“Part of what makes my job so demanding is that Scarborough has been hit particularly hard by the pandemic. Scarborough makes up about five per cent of Ontario’s population, but at times our ICUs have treated more than 30 per cent of the province’s critically ill Covid-19 patients. Many of our patients are essential workers. A lot of them are first-generation Canadians. Our community has heightened levels of existing medical conditions—diabetes, hypertension, chronic kidney disease—that predispose them to develop severe Covid-related illnesses. And our hospital also supports 24 long-term care homes, a number of which have had outbreaks.

“A lot of our critically ill patients come from multi-generational homes.
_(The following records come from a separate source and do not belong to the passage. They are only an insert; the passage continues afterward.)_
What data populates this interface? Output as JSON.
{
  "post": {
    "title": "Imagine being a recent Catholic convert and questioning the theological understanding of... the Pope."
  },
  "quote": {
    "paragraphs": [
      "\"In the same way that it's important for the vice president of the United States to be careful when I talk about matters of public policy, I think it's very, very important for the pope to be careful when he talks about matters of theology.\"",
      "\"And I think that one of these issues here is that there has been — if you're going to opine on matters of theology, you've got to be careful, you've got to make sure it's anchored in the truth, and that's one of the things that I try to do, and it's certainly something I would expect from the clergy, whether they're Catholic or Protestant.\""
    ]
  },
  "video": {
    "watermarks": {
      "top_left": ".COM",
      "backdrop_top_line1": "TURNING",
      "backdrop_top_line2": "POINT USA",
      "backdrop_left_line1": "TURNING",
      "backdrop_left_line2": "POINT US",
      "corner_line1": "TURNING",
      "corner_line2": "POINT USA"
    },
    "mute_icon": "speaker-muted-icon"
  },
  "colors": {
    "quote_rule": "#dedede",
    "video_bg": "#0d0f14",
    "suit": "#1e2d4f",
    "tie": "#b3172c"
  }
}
I’ve heard so many stories about entire households getting infected. One couple developed Covid-related critical illnesses and entered the ICU, leaving their 18-year-old son at home to look after his 10-year-old sister. Our nursing team and social workers talked to the kids every day to make sure there was food on the table, that they were going to school, that they knew how their parents were doing. It wasn’t looking good. Both mom and dad developed lung injuries so severe that we had to send them to Toronto General Hospital for extracorporeal life support—that is, replacing their lung function with a machine. They were in hospital for three months. But it’s a good news story: both of them survived.

“Many of our patients don’t. A lot of the care we provide ultimately becomes end-of-life care. In the spring, a single father was admitted to our ICU. His wife had died six years earlier from another illness, and he acquired Covid working double-time to pay for his 18-year-old daughter’s university tuition. As his health deteriorated, I called his daughter regularly to update her on his condition, and I could tell she carried some guilt because she knew her father had gotten sick working for her future. It was heartbreaking when we realized he wouldn’t make it and she would become an orphan. Before he passed away, we were able to arrange an in-person meeting between them, so she could say goodbye.

“In the ICU, we’re constantly surrounded by death, grief and trauma. But we take great pride in supporting patients as they’re dying. One of the ways we cope with it all is by thinking less of the loss and more about what we’re able to do for these people in their time of need, whether that’s a final meeting—or, in many cases, video chat—with loved ones or doing something positive for the people they leave behind. We see a lot of tragedy, but it’s balanced with successes. We just try to focus on the positives.

“The last year has been one of the most challenging periods I’ve ever experienced as a healthcare provider. My wife is also a physician, but luckily, she has a community practice, so she doesn’t see Covid patients herself. We had our first child, a little boy, in November 2019. Our families live out west, and they haven’t seen him since Christmas of that year, and we haven’t seen our nieces and nephews either. We knew Christmas 2020 would be different, too. My wife and I celebrated with just our son. I’ve seen too many people admitted to the ICU who got Covid from what they felt was an innocent visit with a loved one.

“My biggest fear is that we will let our guard down too early. We have to keep wearing masks and distancing. I know people are suffering in many ways because of this pandemic. It’s not just illness. The public health restrictions are impacting people’s businesses and their ability to maintain their livelihoods and pay their mortgages. I don’t want to make light of that, but when I hear people talking about the frustrations of being in lockdown, well, I think most health care providers can’t wait for all of this to be over so they can lock themselves down.”